When beer-making in Asia, cooked rice is used as an adjunct to provide additional sugars for the fermentation process. Rice is mainly composed of starch. Under high temperatures, the starch must take up water, undergo a geltinisation reaction, and then dissolve into solution. These starch molecules are then broken down using enzymes, in a process called liquefaction. BrewTech believe that mathematical models of t he whole cooking process will help them to understand and hence optimise the total dissolved solids. All the above processes are modelled and we estimate of the mass of starch molecules dissolved in solution as the cooking proceeds. These take into account different temperature regimes and the distribution of particle size. It was assumed that dissolution is fast when compared with gelatinisation. The result is that the dissolution process increases the speed of gelatinisation, and forces the gelatinisation front speed within a single rice grain to be constant with time.

1:00 p.m.: Lunch Break

2:00 p.m.: Graeme Wilkin - Applications of Analysis and Topology

Nonlinear differential equations arise in many applications in enginee ring and physics. They cannot be solved in general, but their long-term behaviour can be approximated in certain regions by finding periodic solutions and perturbing about those. However the existence of periodic solutions for the equations studied is a nontrivial problem, as "most" solutions are chaotic.

To solve this problem mathematicians study the Poincare return map, which describes how the initial conditions at time t=0 are mapped to the solution at time t=T. For equations with T-periodic coefficients, periodic solutions correspond to fixed points of this map.

The equations studied here are a class of superlinear Duffing equations, for which the Poincare-Birkhoff theorem can be used. This theorem shows that at least two fixed points exist for area-preserving homeomorphisms of an annulus which twist the inner and outer boundaries in opposite directions. By looking at the phase space trajectories, it can be shown that the Poincare map is an annulus map satisfying the twist conditions, and thus the fixed points of this correspond to periodic solutions.

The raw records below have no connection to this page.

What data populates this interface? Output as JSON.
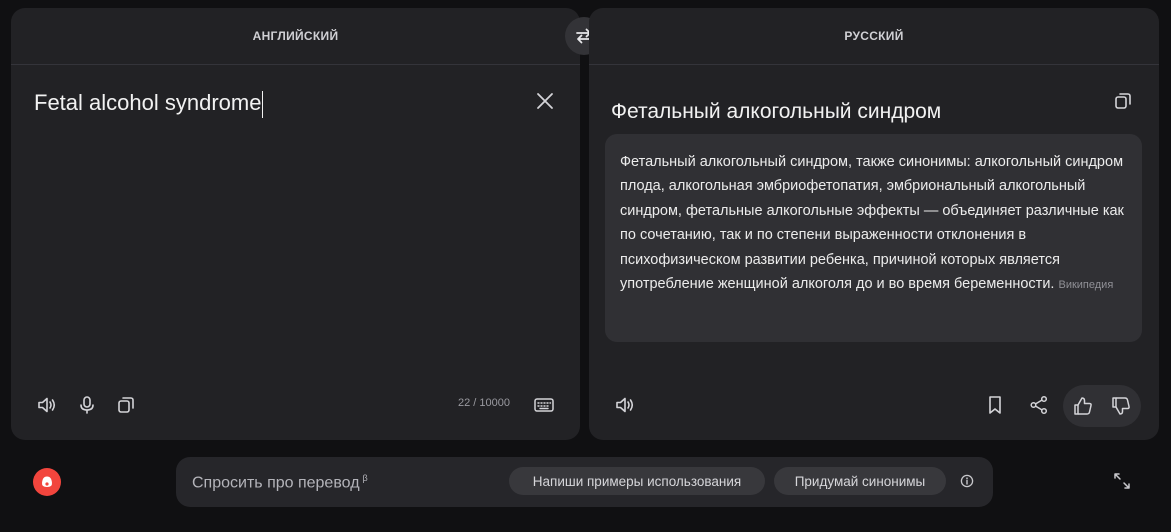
{
  "source_panel": {
    "language": "АНГЛИЙСКИЙ",
    "text": "Fetal alcohol syndrome",
    "char_counter": "22 / 10000"
  },
  "target_panel": {
    "language": "РУССКИЙ",
    "translation": "Фетальный алкогольный синдром",
    "wiki": {
      "text": "Фетальный алкогольный синдром, также синонимы: алкогольный синдром плода, алкогольная эмбриофетопатия, эмбриональный алкогольный синдром, фетальные алкогольные эффекты — объединяет различные как по сочетанию, так и по степени выраженности отклонения в психофизическом развитии ребенка, причиной которых является употребление женщиной алкоголя до и во время беременности.",
      "source": "Википедия"
    }
  },
  "assistant_bar": {
    "placeholder": "Спросить про перевод",
    "beta_mark": "β",
    "chips": [
      "Напиши примеры использования",
      "Придумай синонимы"
    ]
  },
  "icons": {
    "swap": "swap-arrows-icon",
    "clear": "close-icon",
    "speaker": "speaker-icon",
    "mic": "microphone-icon",
    "copy": "copy-icon",
    "keyboard": "keyboard-icon",
    "bookmark": "bookmark-icon",
    "share": "share-icon",
    "like": "thumbs-up-icon",
    "dislike": "thumbs-down-icon",
    "info": "info-icon",
    "expand": "expand-icon",
    "alice": "alice-logo-icon"
  },
  "colors": {
    "panel_bg": "#222225",
    "page_bg": "#101012",
    "card_bg": "#303034",
    "alice_accent": "#f2453d"
  }
}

A proof of simple case of the Poincare-Birkhoff theorem will be given and the ideas of one of the applications sketched. Some time will be given to ideas for future research and more advanced topics.

2:45 p.m.: Tony Wirth - A speedy look at VITESSE (excuse the double pun)

VITESSE is a program that calculates probabilities on pedigrees. It uses a clever trick to cut down the number of calculations.